changing the world at that nexus. Sort of what we try to do electronically in
Bridges can be profound; and the concept of bridges
has entered our lexicon such that we talk about the bridge over troubled water,
building bridges between peoples, water under the bridge, etc.
In the Zen section, about the interplay of professionals, he
waxes poetic about “joined-up systems,” those in which people start working
together for a goal (build the best bridge where it is needed, for who really
needs it) rather than for themselves (we’ve all worked at radio stations in
this less-than-efficient category).
In the penultimate
statement he tells us what it’s all about: “We

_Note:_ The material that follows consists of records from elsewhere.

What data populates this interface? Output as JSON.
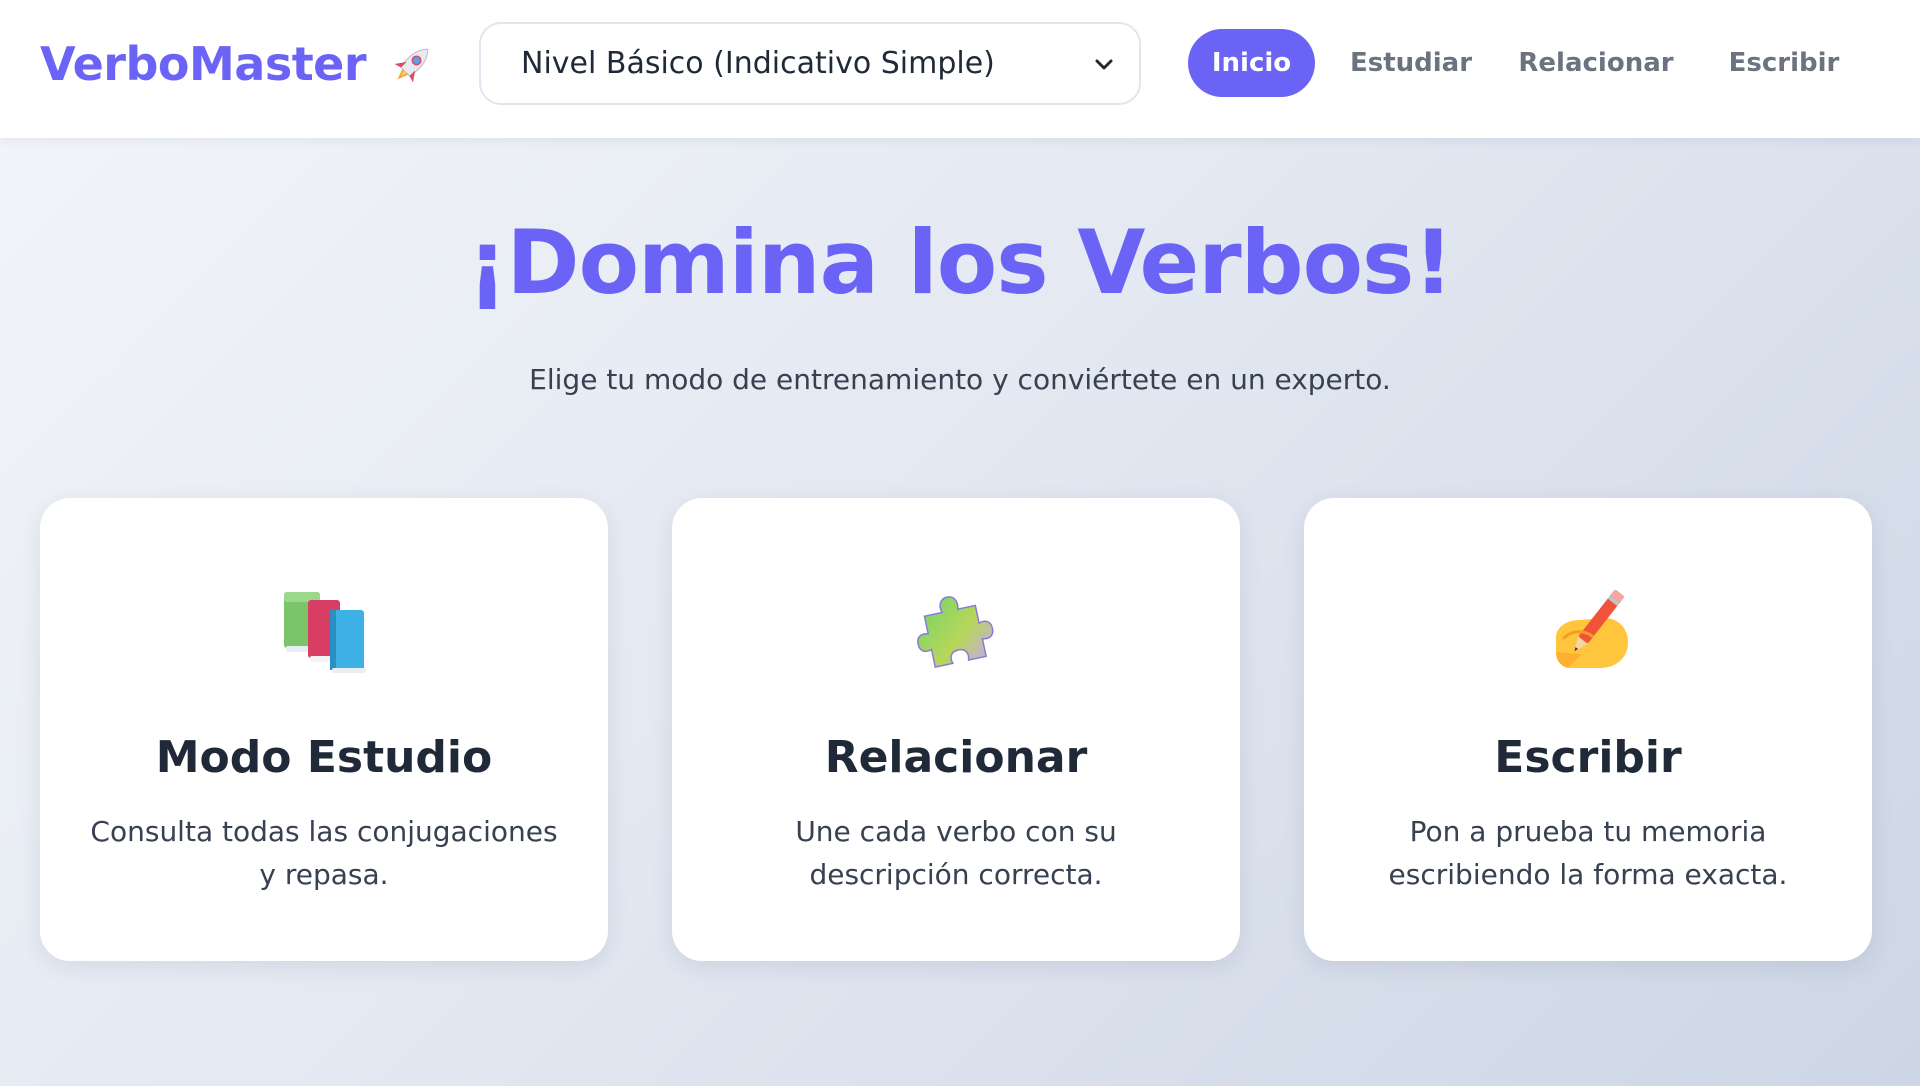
{
  "header": {
    "logo_text": "VerboMaster",
    "logo_icon": "rocket-icon",
    "level_select": {
      "value": "Nivel Básico (Indicativo Simple)"
    },
    "nav": {
      "inicio": "Inicio",
      "estudiar": "Estudiar",
      "relacionar": "Relacionar",
      "escribir": "Escribir"
    },
    "active_tab": "inicio"
  },
  "hero": {
    "title": "¡Domina los Verbos!",
    "subtitle": "Elige tu modo de entrenamiento y conviértete en un experto."
  },
  "cards": [
    {
      "icon": "books-icon",
      "title": "Modo Estudio",
      "description": "Consulta todas las conjugaciones y repasa."
    },
    {
      "icon": "puzzle-icon",
      "title": "Relacionar",
      "description": "Une cada verbo con su descripción correcta."
    },
    {
      "icon": "writing-hand-icon",
      "title": "Escribir",
      "description": "Pon a prueba tu memoria escribiendo la forma exacta."
    }
  ],
  "colors": {
    "accent": "#6b63f6",
    "text_dark": "#1f2937",
    "text_muted": "#6b7280"
  }
}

first need to understand what we are aiming at. I define a joined-up system as
one where we get the right information to the right people at the right time
for the right purpose, in the right form and in the right way.”
The best ideas are the simplest. Again, if you open your mind, the most
and best progress is made when everyone truly works together.
Brockley’s book is a hit with the intelligentsia and available
at most public libraries. My copy was from the local Avon Library in my home town
in Connecticut. I joke with the lady who checks out my selections that the
library card is the most powerful charge card in my wallet … forget Visa,
MasterCard, Discovery or Diners. None of those pieces of plastic gives you
access to most of the knowledge accumulated by man since the start of recorded
data … the raw and extreme power of knowledge.
and your part of it will be the core of the next column as this one is too long
already. See you next month.
The author wrote last
month about the world of connectors, “The Entire Universe, Divided Into
Two Parts.” Charles
S. Fitch, P.E., W2IPI, is a registered professional consultant engineer,
broadcast consultant, licensed master electrical contractor, former radio
station owner and former radio/TV director of engineering. He writes the
columns Certification Corner in Radio World Engineering Extra and Milestones in Radio World.